§ TASK INSTRUCTIONS: Retype every record exactly. Leave the pictures out.

(Stored items from a collection)
################

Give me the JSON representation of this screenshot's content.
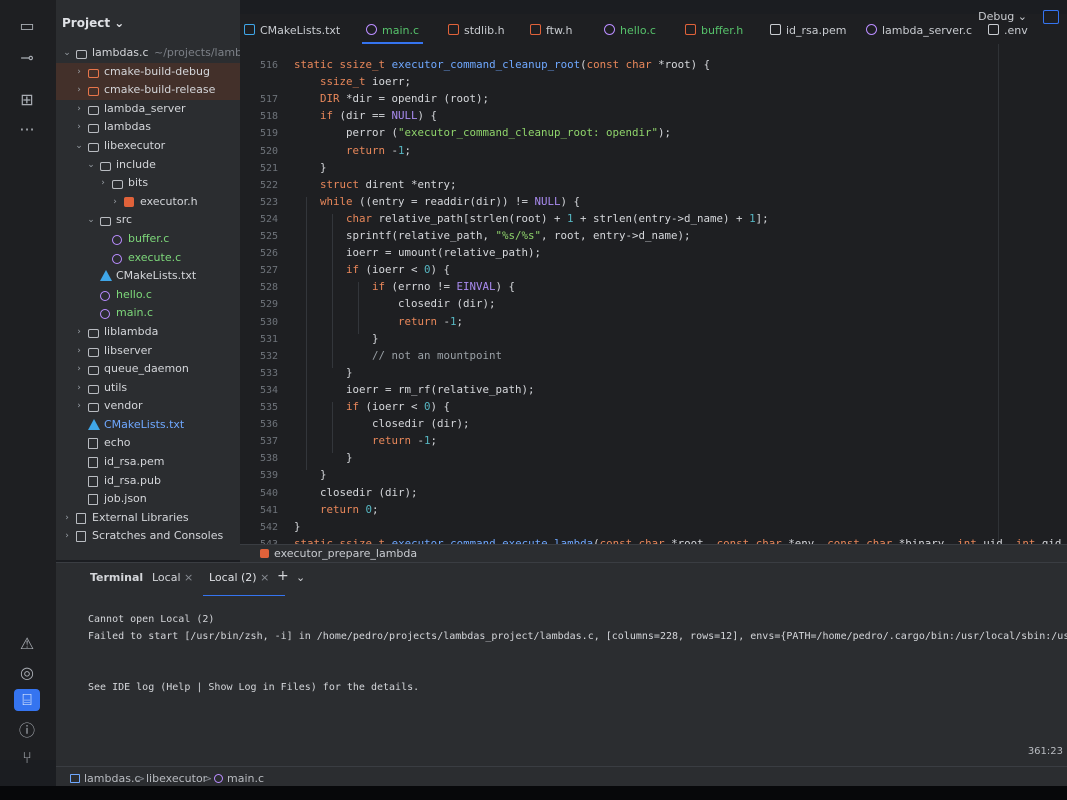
{
  "top": {
    "config": "Debug ⌄"
  },
  "project_panel": {
    "title": "Project ⌄",
    "tree": [
      {
        "label": "lambdas.c",
        "suffix": "~/projects/lamb",
        "depth": 0,
        "open": true,
        "icon": "folder"
      },
      {
        "label": "cmake-build-debug",
        "depth": 1,
        "icon": "folder-orange",
        "sel": true
      },
      {
        "label": "cmake-build-release",
        "depth": 1,
        "icon": "folder-orange",
        "sel": true
      },
      {
        "label": "lambda_server",
        "depth": 1,
        "icon": "folder"
      },
      {
        "label": "lambdas",
        "depth": 1,
        "icon": "folder"
      },
      {
        "label": "libexecutor",
        "depth": 1,
        "open": true,
        "icon": "folder"
      },
      {
        "label": "include",
        "depth": 2,
        "open": true,
        "icon": "folder"
      },
      {
        "label": "bits",
        "depth": 3,
        "icon": "folder"
      },
      {
        "label": "executor.h",
        "depth": 4,
        "icon": "h-file"
      },
      {
        "label": "src",
        "depth": 2,
        "open": true,
        "icon": "folder"
      },
      {
        "label": "buffer.c",
        "depth": 3,
        "icon": "c-file",
        "color": "green",
        "leaf": true
      },
      {
        "label": "execute.c",
        "depth": 3,
        "icon": "c-file",
        "color": "green",
        "leaf": true
      },
      {
        "label": "CMakeLists.txt",
        "depth": 2,
        "icon": "cmake-file",
        "leaf": true
      },
      {
        "label": "hello.c",
        "depth": 2,
        "icon": "c-file",
        "color": "green",
        "leaf": true
      },
      {
        "label": "main.c",
        "depth": 2,
        "icon": "c-file",
        "color": "green",
        "leaf": true
      },
      {
        "label": "liblambda",
        "depth": 1,
        "icon": "folder"
      },
      {
        "label": "libserver",
        "depth": 1,
        "icon": "folder"
      },
      {
        "label": "queue_daemon",
        "depth": 1,
        "icon": "folder"
      },
      {
        "label": "utils",
        "depth": 1,
        "icon": "folder"
      },
      {
        "label": "vendor",
        "depth": 1,
        "icon": "folder"
      },
      {
        "label": "CMakeLists.txt",
        "depth": 1,
        "icon": "cmake-file",
        "color": "blue",
        "leaf": true
      },
      {
        "label": "echo",
        "depth": 1,
        "icon": "generic-file",
        "leaf": true
      },
      {
        "label": "id_rsa.pem",
        "depth": 1,
        "icon": "generic-file",
        "leaf": true
      },
      {
        "label": "id_rsa.pub",
        "depth": 1,
        "icon": "generic-file",
        "leaf": true
      },
      {
        "label": "job.json",
        "depth": 1,
        "icon": "json-file",
        "leaf": true
      },
      {
        "label": "External Libraries",
        "depth": 0,
        "icon": "library"
      },
      {
        "label": "Scratches and Consoles",
        "depth": 0,
        "icon": "scratches"
      }
    ]
  },
  "tabs": [
    {
      "label": "CMakeLists.txt",
      "icon": "cmake-file"
    },
    {
      "label": "main.c",
      "icon": "c-file",
      "active": true
    },
    {
      "label": "stdlib.h",
      "icon": "h-file"
    },
    {
      "label": "ftw.h",
      "icon": "h-file"
    },
    {
      "label": "hello.c",
      "icon": "c-file",
      "color": "green"
    },
    {
      "label": "buffer.h",
      "icon": "h-file",
      "color": "green"
    },
    {
      "label": "id_rsa.pem",
      "icon": "text-file"
    },
    {
      "label": "lambda_server.c",
      "icon": "c-file"
    },
    {
      "label": ".env",
      "icon": "text-file"
    }
  ],
  "editor": {
    "lines": [
      {
        "n": "516",
        "indent": 0,
        "code": "static ssize_t executor_command_cleanup_root(const char *root) {"
      },
      {
        "n": "",
        "indent": 1,
        "code": "ssize_t ioerr;"
      },
      {
        "n": "517",
        "indent": 1,
        "code": "DIR *dir = opendir (root);"
      },
      {
        "n": "518",
        "indent": 1,
        "code": "if (dir == NULL) {"
      },
      {
        "n": "519",
        "indent": 2,
        "code": "perror (\"executor_command_cleanup_root: opendir\");"
      },
      {
        "n": "520",
        "indent": 2,
        "code": "return -1;"
      },
      {
        "n": "521",
        "indent": 1,
        "code": "}"
      },
      {
        "n": "522",
        "indent": 1,
        "code": "struct dirent *entry;"
      },
      {
        "n": "523",
        "indent": 1,
        "code": "while ((entry = readdir(dir)) != NULL) {"
      },
      {
        "n": "524",
        "indent": 2,
        "code": "char relative_path[strlen(root) + 1 + strlen(entry->d_name) + 1];"
      },
      {
        "n": "525",
        "indent": 2,
        "code": "sprintf(relative_path, \"%s/%s\", root, entry->d_name);"
      },
      {
        "n": "526",
        "indent": 2,
        "code": "ioerr = umount(relative_path);"
      },
      {
        "n": "527",
        "indent": 2,
        "code": "if (ioerr < 0) {"
      },
      {
        "n": "528",
        "indent": 3,
        "code": "if (errno != EINVAL) {"
      },
      {
        "n": "529",
        "indent": 4,
        "code": "closedir (dir);"
      },
      {
        "n": "530",
        "indent": 4,
        "code": "return -1;"
      },
      {
        "n": "531",
        "indent": 3,
        "code": "}"
      },
      {
        "n": "532",
        "indent": 3,
        "code": "// not an mountpoint"
      },
      {
        "n": "533",
        "indent": 2,
        "code": "}"
      },
      {
        "n": "534",
        "indent": 2,
        "code": "ioerr = rm_rf(relative_path);"
      },
      {
        "n": "535",
        "indent": 2,
        "code": "if (ioerr < 0) {"
      },
      {
        "n": "536",
        "indent": 3,
        "code": "closedir (dir);"
      },
      {
        "n": "537",
        "indent": 3,
        "code": "return -1;"
      },
      {
        "n": "538",
        "indent": 2,
        "code": "}"
      },
      {
        "n": "539",
        "indent": 1,
        "code": "}"
      },
      {
        "n": "540",
        "indent": 1,
        "code": "closedir (dir);"
      },
      {
        "n": "541",
        "indent": 1,
        "code": "return 0;"
      },
      {
        "n": "542",
        "indent": 0,
        "code": "}"
      },
      {
        "n": "543",
        "indent": 0,
        "code": "static ssize_t executor_command_execute_lambda(const char *root, const char *env, const char *binary, int uid, int gid, int argc, cor"
      }
    ],
    "sticky_scope": "executor_prepare_lambda"
  },
  "terminal": {
    "title": "Terminal",
    "tabs": [
      {
        "label": "Local",
        "active": false
      },
      {
        "label": "Local (2)",
        "active": true
      }
    ],
    "add": "+",
    "more": "⌄",
    "close": "×",
    "lines": [
      "Cannot open Local (2)",
      "Failed to start [/usr/bin/zsh, -i] in /home/pedro/projects/lambdas_project/lambdas.c, [columns=228, rows=12], envs={PATH=/home/pedro/.cargo/bin:/usr/local/sbin:/usr/local/",
      "",
      "",
      "See IDE log (Help | Show Log in Files) for the details."
    ],
    "cursor_pos": "361:23"
  },
  "statusbar": {
    "crumbs": [
      "lambdas.c",
      "libexecutor",
      "main.c"
    ],
    "sep": ">"
  },
  "colors": {
    "accent": "#3574f0",
    "keyword": "#e8875a",
    "function": "#6fa8ff",
    "string": "#8fd46b",
    "active_tab": "#56c26b"
  }
}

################

§ ANSWER TO THIS EXERCISE:
Give me the JSON representation of this screenshot's content.
{
  "top": {
    "config": "Debug ⌄"
  },
  "project_panel": {
    "title": "Project ⌄",
    "tree": [
      {
        "label": "lambdas.c",
        "suffix": "~/projects/lamb",
        "depth": 0,
        "open": true,
        "icon": "folder"
      },
      {
        "label": "cmake-build-debug",
        "depth": 1,
        "icon": "folder-orange",
        "sel": true
      },
      {
        "label": "cmake-build-release",
        "depth": 1,
        "icon": "folder-orange",
        "sel": true
      },
      {
        "label": "lambda_server",
        "depth": 1,
        "icon": "folder"
      },
      {
        "label": "lambdas",
        "depth": 1,
        "icon": "folder"
      },
      {
        "label": "libexecutor",
        "depth": 1,
        "open": true,
        "icon": "folder"
      },
      {
        "label": "include",
        "depth": 2,
        "open": true,
        "icon": "folder"
      },
      {
        "label": "bits",
        "depth": 3,
        "icon": "folder"
      },
      {
        "label": "executor.h",
        "depth": 4,
        "icon": "h-file"
      },
      {
        "label": "src",
        "depth": 2,
        "open": true,
        "icon": "folder"
      },
      {
        "label": "buffer.c",
        "depth": 3,
        "icon": "c-file",
        "color": "green",
        "leaf": true
      },
      {
        "label": "execute.c",
        "depth": 3,
        "icon": "c-file",
        "color": "green",
        "leaf": true
      },
      {
        "label": "CMakeLists.txt",
        "depth": 2,
        "icon": "cmake-file",
        "leaf": true
      },
      {
        "label": "hello.c",
        "depth": 2,
        "icon": "c-file",
        "color": "green",
        "leaf": true
      },
      {
        "label": "main.c",
        "depth": 2,
        "icon": "c-file",
        "color": "green",
        "leaf": true
      },
      {
        "label": "liblambda",
        "depth": 1,
        "icon": "folder"
      },
      {
        "label": "libserver",
        "depth": 1,
        "icon": "folder"
      },
      {
        "label": "queue_daemon",
        "depth": 1,
        "icon": "folder"
      },
      {
        "label": "utils",
        "depth": 1,
        "icon": "folder"
      },
      {
        "label": "vendor",
        "depth": 1,
        "icon": "folder"
      },
      {
        "label": "CMakeLists.txt",
        "depth": 1,
        "icon": "cmake-file",
        "color": "blue",
        "leaf": true
      },
      {
        "label": "echo",
        "depth": 1,
        "icon": "generic-file",
        "leaf": true
      },
      {
        "label": "id_rsa.pem",
        "depth": 1,
        "icon": "generic-file",
        "leaf": true
      },
      {
        "label": "id_rsa.pub",
        "depth": 1,
        "icon": "generic-file",
        "leaf": true
      },
      {
        "label": "job.json",
        "depth": 1,
        "icon": "json-file",
        "leaf": true
      },
      {
        "label": "External Libraries",
        "depth": 0,
        "icon": "library"
      },
      {
        "label": "Scratches and Consoles",
        "depth": 0,
        "icon": "scratches"
      }
    ]
  },
  "tabs": [
    {
      "label": "CMakeLists.txt",
      "icon": "cmake-file"
    },
    {
      "label": "main.c",
      "icon": "c-file",
      "active": true
    },
    {
      "label": "stdlib.h",
      "icon": "h-file"
    },
    {
      "label": "ftw.h",
      "icon": "h-file"
    },
    {
      "label": "hello.c",
      "icon": "c-file",
      "color": "green"
    },
    {
      "label": "buffer.h",
      "icon": "h-file",
      "color": "green"
    },
    {
      "label": "id_rsa.pem",
      "icon": "text-file"
    },
    {
      "label": "lambda_server.c",
      "icon": "c-file"
    },
    {
      "label": ".env",
      "icon": "text-file"
    }
  ],
  "editor": {
    "lines": [
      {
        "n": "516",
        "indent": 0,
        "code": "static ssize_t executor_command_cleanup_root(const char *root) {"
      },
      {
        "n": "",
        "indent": 1,
        "code": "ssize_t ioerr;"
      },
      {
        "n": "517",
        "indent": 1,
        "code": "DIR *dir = opendir (root);"
      },
      {
        "n": "518",
        "indent": 1,
        "code": "if (dir == NULL) {"
      },
      {
        "n": "519",
        "indent": 2,
        "code": "perror (\"executor_command_cleanup_root: opendir\");"
      },
      {
        "n": "520",
        "indent": 2,
        "code": "return -1;"
      },
      {
        "n": "521",
        "indent": 1,
        "code": "}"
      },
      {
        "n": "522",
        "indent": 1,
        "code": "struct dirent *entry;"
      },
      {
        "n": "523",
        "indent": 1,
        "code": "while ((entry = readdir(dir)) != NULL) {"
      },
      {
        "n": "524",
        "indent": 2,
        "code": "char relative_path[strlen(root) + 1 + strlen(entry->d_name) + 1];"
      },
      {
        "n": "525",
        "indent": 2,
        "code": "sprintf(relative_path, \"%s/%s\", root, entry->d_name);"
      },
      {
        "n": "526",
        "indent": 2,
        "code": "ioerr = umount(relative_path);"
      },
      {
        "n": "527",
        "indent": 2,
        "code": "if (ioerr < 0) {"
      },
      {
        "n": "528",
        "indent": 3,
        "code": "if (errno != EINVAL) {"
      },
      {
        "n": "529",
        "indent": 4,
        "code": "closedir (dir);"
      },
      {
        "n": "530",
        "indent": 4,
        "code": "return -1;"
      },
      {
        "n": "531",
        "indent": 3,
        "code": "}"
      },
      {
        "n": "532",
        "indent": 3,
        "code": "// not an mountpoint"
      },
      {
        "n": "533",
        "indent": 2,
        "code": "}"
      },
      {
        "n": "534",
        "indent": 2,
        "code": "ioerr = rm_rf(relative_path);"
      },
      {
        "n": "535",
        "indent": 2,
        "code": "if (ioerr < 0) {"
      },
      {
        "n": "536",
        "indent": 3,
        "code": "closedir (dir);"
      },
      {
        "n": "537",
        "indent": 3,
        "code": "return -1;"
      },
      {
        "n": "538",
        "indent": 2,
        "code": "}"
      },
      {
        "n": "539",
        "indent": 1,
        "code": "}"
      },
      {
        "n": "540",
        "indent": 1,
        "code": "closedir (dir);"
      },
      {
        "n": "541",
        "indent": 1,
        "code": "return 0;"
      },
      {
        "n": "542",
        "indent": 0,
        "code": "}"
      },
      {
        "n": "543",
        "indent": 0,
        "code": "static ssize_t executor_command_execute_lambda(const char *root, const char *env, const char *binary, int uid, int gid, int argc, cor"
      }
    ],
    "sticky_scope": "executor_prepare_lambda"
  },
  "terminal": {
    "title": "Terminal",
    "tabs": [
      {
        "label": "Local",
        "active": false
      },
      {
        "label": "Local (2)",
        "active": true
      }
    ],
    "add": "+",
    "more": "⌄",
    "close": "×",
    "lines": [
      "Cannot open Local (2)",
      "Failed to start [/usr/bin/zsh, -i] in /home/pedro/projects/lambdas_project/lambdas.c, [columns=228, rows=12], envs={PATH=/home/pedro/.cargo/bin:/usr/local/sbin:/usr/local/",
      "",
      "",
      "See IDE log (Help | Show Log in Files) for the details."
    ],
    "cursor_pos": "361:23"
  },
  "statusbar": {
    "crumbs": [
      "lambdas.c",
      "libexecutor",
      "main.c"
    ],
    "sep": ">"
  },
  "colors": {
    "accent": "#3574f0",
    "keyword": "#e8875a",
    "function": "#6fa8ff",
    "string": "#8fd46b",
    "active_tab": "#56c26b"
  }
}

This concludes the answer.